... The Cedar of Lebanon aided society not only culturally but was the basis of numerous economies for ancient civilizations. The cedar had been used for the construction of temples, palaces, and boats. The export of cedar wood to Egypt was an important factor in the growth of Phoenician prosperity and provided capital to launch the more ambitious enterprises in international trading, navigation, and arts and crafts. The Phoenicians and the Egyptians were not alone in utilizing the cedar. The Assyrians, Nebuchdrezzar, the Romans, King David, King of Babylonia, Herod the Great, and the Turks in the Ottoman Empire all exploited the cedars. During the War of 1914-1918, most of the remaining stands were exploited and destroyed for railroad fuel.

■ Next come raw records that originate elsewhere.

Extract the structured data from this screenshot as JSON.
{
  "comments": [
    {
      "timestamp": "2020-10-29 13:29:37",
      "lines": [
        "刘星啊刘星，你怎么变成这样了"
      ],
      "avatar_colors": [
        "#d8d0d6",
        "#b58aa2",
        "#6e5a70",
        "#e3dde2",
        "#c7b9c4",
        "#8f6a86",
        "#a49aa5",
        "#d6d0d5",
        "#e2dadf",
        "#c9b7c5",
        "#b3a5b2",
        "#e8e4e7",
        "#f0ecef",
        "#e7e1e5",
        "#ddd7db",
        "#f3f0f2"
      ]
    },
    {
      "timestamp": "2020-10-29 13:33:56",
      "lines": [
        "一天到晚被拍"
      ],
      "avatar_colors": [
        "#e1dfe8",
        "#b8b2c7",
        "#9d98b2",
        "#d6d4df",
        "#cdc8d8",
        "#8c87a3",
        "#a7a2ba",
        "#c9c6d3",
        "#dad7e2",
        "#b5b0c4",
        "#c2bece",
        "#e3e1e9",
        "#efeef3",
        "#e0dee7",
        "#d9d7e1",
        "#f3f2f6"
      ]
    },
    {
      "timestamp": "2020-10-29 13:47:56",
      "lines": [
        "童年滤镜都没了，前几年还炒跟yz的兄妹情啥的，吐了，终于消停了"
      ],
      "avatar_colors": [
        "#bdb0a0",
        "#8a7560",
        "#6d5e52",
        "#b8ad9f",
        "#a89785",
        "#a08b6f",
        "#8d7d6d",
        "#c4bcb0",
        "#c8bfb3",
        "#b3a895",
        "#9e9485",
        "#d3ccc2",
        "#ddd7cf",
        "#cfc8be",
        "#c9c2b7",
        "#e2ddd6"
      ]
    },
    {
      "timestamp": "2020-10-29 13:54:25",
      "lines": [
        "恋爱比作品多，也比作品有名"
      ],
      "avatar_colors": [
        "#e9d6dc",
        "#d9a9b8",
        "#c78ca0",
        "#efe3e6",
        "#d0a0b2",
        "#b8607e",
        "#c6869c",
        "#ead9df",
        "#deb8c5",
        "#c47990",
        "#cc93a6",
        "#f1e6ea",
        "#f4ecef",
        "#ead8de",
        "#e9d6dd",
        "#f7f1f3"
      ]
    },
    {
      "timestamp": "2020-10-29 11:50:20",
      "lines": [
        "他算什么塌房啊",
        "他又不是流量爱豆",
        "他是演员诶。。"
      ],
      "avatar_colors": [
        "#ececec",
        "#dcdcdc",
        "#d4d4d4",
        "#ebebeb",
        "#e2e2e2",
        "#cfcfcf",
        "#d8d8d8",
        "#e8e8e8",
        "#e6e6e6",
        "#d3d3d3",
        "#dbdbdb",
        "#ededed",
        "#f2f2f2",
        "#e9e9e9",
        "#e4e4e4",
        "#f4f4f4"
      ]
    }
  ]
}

As a consequence, the extent of the cedars in Lebanon has dramatically declined.


The Horsh Ehden nature preserve in Lebanon looks to be a very worthwhile place to visit and see this species in a pristine setting; see Fareed (1999) for details.



Fareed Abou-Haidar. 1999.01.15. LebEnv #65: HIKING IN HORSH EHDEN PRESERVE. URL=, accessed 2000.01.25.

Masri, Rania. 1995.11. The Cedars of Lebanon: Significance, Awareness and Management of the Cedrus libani in Lebanon., accessed 2007.11.15.

Mitchell et al. 1990.

Monumental Trees. 2013. Lebanon cedar close to the château in Rocamadour., accessed 2013.02.16.

Richard, A. 1823. Coniferae. P. 299 in J.B.G.M. Bory de Saint-Vincent et al., Dictionnaire classique d'histoire naturelle, Vol. 3. Available: Biodiversity Heritage Library, accessed 2012.11.25.

See also

Caraglio, Yves. [no date]. Mediterranean Pines and Cedars. (accessed 2006.11.01). This page describes the "Morphology and architecture of Cedrus libani A. Rich."

Farjon (1990) provides a detailed account, with illustrations.

Little 1980.

Last Modified 2013-02-16